Task to complete> Report every line below that carries the word "description".

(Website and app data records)
__________

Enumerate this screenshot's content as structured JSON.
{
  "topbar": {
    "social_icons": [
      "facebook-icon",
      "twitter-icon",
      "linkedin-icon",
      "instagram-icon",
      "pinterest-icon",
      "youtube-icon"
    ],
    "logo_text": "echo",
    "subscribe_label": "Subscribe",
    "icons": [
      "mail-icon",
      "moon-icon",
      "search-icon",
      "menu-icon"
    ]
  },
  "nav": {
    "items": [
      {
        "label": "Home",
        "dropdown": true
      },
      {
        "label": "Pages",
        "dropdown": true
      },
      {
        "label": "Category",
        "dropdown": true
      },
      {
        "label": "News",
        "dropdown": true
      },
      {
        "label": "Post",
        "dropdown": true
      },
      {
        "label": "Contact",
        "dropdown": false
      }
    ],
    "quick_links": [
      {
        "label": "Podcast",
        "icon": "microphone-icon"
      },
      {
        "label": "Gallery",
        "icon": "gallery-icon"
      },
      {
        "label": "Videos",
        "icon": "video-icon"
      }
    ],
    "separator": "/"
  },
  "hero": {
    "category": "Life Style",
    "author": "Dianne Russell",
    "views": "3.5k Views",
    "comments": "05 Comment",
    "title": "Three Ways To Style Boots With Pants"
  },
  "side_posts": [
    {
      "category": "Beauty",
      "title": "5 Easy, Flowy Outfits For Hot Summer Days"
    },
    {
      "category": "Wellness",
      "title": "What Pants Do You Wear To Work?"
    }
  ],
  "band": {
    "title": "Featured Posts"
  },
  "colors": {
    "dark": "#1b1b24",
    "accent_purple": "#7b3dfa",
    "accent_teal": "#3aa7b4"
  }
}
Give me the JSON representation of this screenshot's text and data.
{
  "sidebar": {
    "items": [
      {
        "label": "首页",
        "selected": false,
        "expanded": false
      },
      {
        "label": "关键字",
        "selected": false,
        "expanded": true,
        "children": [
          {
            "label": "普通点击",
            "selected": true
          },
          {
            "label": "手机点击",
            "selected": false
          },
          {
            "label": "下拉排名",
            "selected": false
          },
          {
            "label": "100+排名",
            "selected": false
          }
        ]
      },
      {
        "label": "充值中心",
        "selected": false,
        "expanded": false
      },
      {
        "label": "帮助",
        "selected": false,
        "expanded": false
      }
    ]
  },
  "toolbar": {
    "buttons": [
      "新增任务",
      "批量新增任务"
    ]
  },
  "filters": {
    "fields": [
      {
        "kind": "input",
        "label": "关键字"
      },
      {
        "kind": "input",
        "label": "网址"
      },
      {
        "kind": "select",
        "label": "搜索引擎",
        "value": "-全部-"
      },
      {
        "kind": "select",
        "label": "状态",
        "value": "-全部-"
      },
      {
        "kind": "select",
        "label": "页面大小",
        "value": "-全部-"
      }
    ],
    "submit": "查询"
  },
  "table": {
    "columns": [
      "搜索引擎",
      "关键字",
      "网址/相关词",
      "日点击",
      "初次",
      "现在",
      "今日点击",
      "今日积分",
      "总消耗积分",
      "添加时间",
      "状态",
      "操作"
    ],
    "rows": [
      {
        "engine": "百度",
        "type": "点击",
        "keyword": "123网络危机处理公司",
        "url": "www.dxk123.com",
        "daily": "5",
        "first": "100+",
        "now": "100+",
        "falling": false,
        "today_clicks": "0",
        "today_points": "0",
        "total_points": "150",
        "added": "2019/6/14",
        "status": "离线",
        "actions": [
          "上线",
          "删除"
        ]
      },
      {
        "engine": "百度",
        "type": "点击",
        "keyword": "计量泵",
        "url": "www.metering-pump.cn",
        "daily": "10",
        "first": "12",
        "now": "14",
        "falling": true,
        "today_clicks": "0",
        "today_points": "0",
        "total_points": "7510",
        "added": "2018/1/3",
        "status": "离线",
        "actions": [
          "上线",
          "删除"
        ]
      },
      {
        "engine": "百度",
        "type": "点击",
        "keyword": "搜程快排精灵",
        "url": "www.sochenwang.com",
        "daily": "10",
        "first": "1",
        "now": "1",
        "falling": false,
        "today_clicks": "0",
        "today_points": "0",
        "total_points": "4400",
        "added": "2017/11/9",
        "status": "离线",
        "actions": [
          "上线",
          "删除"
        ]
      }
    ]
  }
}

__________

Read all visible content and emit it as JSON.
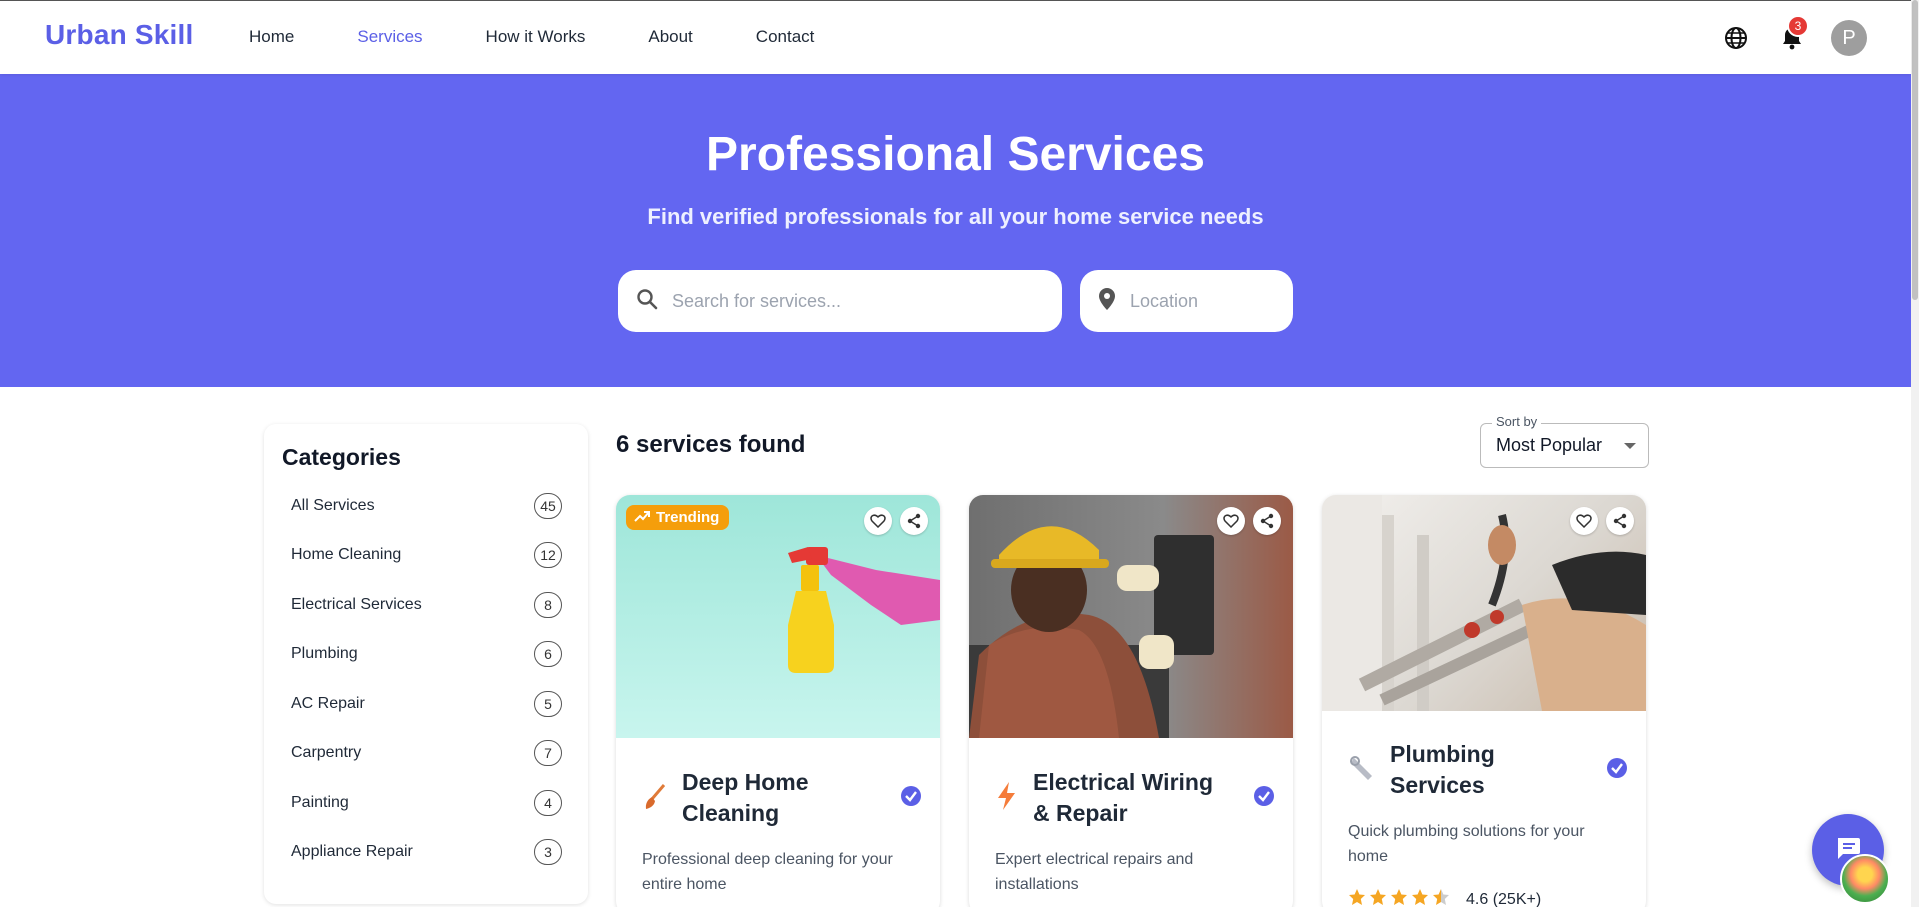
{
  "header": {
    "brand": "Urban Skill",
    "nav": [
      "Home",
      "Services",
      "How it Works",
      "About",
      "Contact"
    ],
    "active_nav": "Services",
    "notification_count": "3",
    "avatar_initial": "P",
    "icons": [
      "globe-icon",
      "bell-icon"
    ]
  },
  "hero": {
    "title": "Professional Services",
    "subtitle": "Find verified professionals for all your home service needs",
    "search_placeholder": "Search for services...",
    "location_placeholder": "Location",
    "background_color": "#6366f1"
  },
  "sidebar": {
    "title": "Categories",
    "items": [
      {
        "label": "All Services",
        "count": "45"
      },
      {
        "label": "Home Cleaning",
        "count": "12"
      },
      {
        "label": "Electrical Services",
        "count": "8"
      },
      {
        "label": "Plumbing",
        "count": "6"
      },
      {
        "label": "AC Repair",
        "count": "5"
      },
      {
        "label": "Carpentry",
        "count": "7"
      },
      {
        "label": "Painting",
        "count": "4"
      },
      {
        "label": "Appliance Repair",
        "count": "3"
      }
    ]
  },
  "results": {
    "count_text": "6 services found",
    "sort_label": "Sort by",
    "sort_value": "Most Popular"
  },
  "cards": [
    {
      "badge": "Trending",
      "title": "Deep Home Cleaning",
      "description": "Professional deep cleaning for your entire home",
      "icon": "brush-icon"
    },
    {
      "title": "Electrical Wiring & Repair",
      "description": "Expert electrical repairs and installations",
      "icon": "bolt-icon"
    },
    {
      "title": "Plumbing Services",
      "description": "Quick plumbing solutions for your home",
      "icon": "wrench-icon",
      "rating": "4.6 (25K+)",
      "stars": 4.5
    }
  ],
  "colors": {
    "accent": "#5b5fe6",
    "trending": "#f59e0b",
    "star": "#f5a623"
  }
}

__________

Response box>
      "description": "Professional deep cleaning for your entire home",
      "description": "Expert electrical repairs and installations",
      "description": "Quick plumbing solutions for your home",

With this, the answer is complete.